Getting Diagnosed

Diagnosis of postpartum thyroiditis typically requires several tests: 

You’re looking for a pattern that suggests hyperthyroidism (lower TSH, higher Free T4, higher Free T3), or a pattern that suggests hypothyroidism (higher TSH, lower Free T4, lower Free T3). 

Because pregnancy can be a trigger for autoimmune thyroid disease, if your levels are borderline or out of the reference range, you should also have thyroid antibody tests. 

Treatment

If your symptoms are mild, and your levels aren’t outside the reference range, your doctor may recommend simply monitoring your thyroid. Over time, symptoms should become less noticeable and eventually your thyroid should return to normal. 

If your symptoms are debilitating and your blood tests show an imbalance, your doctor can prescribe treatments, including: 

IMPORTANT TIP: Because thyroid function fluctuates during the different phases of postpartum thyroiditis, you should have your thyroid levels checked often during your treatment for postpartum thyroiditis, so the dosage can be adjusted, or treatment stopped entirely when appropriate. 


UP NEXT: A GUIDE TO OPTIMIZING YOUR THYROID MEDICATION

Into the Future

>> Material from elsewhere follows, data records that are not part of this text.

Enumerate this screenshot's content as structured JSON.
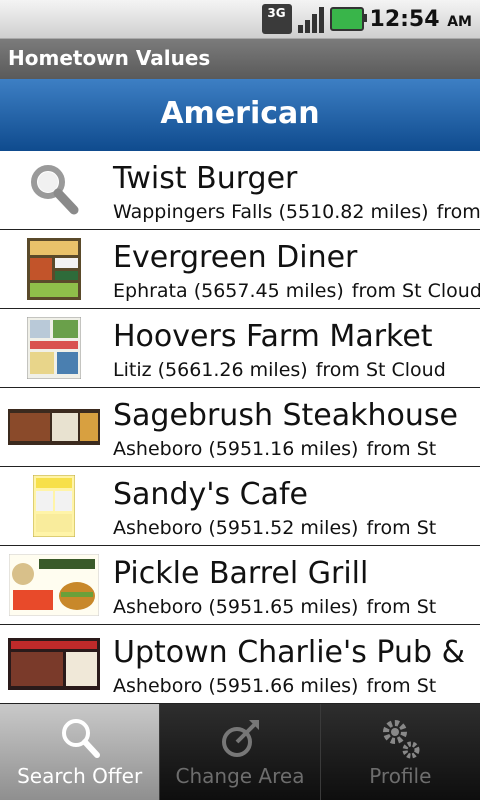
{
  "status": {
    "network": "3G",
    "time": "12:54",
    "ampm": "AM",
    "battery_color": "#39b54a"
  },
  "app": {
    "title": "Hometown Values"
  },
  "category": {
    "title": "American"
  },
  "offers": [
    {
      "name": "Twist Burger",
      "distance": "Wappingers Falls (5510.82 miles)",
      "from": "from",
      "thumb": "search-placeholder"
    },
    {
      "name": "Evergreen Diner",
      "distance": "Ephrata (5657.45 miles)",
      "from": "from St Cloud",
      "thumb": "coupon"
    },
    {
      "name": "Hoovers Farm Market",
      "distance": "Litiz (5661.26 miles)",
      "from": "from St Cloud",
      "thumb": "coupon"
    },
    {
      "name": "Sagebrush Steakhouse",
      "distance": "Asheboro (5951.16 miles)",
      "from": "from St",
      "thumb": "coupon"
    },
    {
      "name": "Sandy's Cafe",
      "distance": "Asheboro (5951.52 miles)",
      "from": "from St",
      "thumb": "coupon"
    },
    {
      "name": "Pickle Barrel Grill",
      "distance": "Asheboro (5951.65 miles)",
      "from": "from St",
      "thumb": "coupon"
    },
    {
      "name": "Uptown Charlie's Pub &",
      "distance": "Asheboro (5951.66 miles)",
      "from": "from St",
      "thumb": "coupon"
    }
  ],
  "tabs": [
    {
      "label": "Search Offer",
      "icon": "search-icon",
      "active": true
    },
    {
      "label": "Change Area",
      "icon": "compass-icon",
      "active": false
    },
    {
      "label": "Profile",
      "icon": "gear-icon",
      "active": false
    }
  ]
}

Keep in mind that once you’ve had postpartum thyroiditis, you’re at a much higher risk of recurrence. Research shows that 70% of women with postpartum thyroiditis will get it again in a future pregnancy

Additionally, around 50% of women with postpartum thyroiditis end up developing full hypothyroidism. And it’s not necessarily going to happen in the year after childbirth—it may be up to several years later. 

Therefore, even if your postpartum thyroiditis is resolved, make sure that you still have a periodic thyroid exam from your doctor (along with a thyroid blood test panel) so that if you do develop hypothyroidism, you can be diagnosed and treated as quickly as possible. 

Mary-Shomon-Thyroid-Refresh

About the Author

Mary Shomon is a patient advocate and New York Times bestselling author of 13 books on health. Mary has been researching, writing and teaching about thyroid disease, hormonal health, weight loss, and autoimmune disease for two decades. In addition to her books, you can find her writing at www.Verywell.com and www.HealthCentral.com, and catch her PBS Healthy Hormones television specials. Follow Mary on Facebook.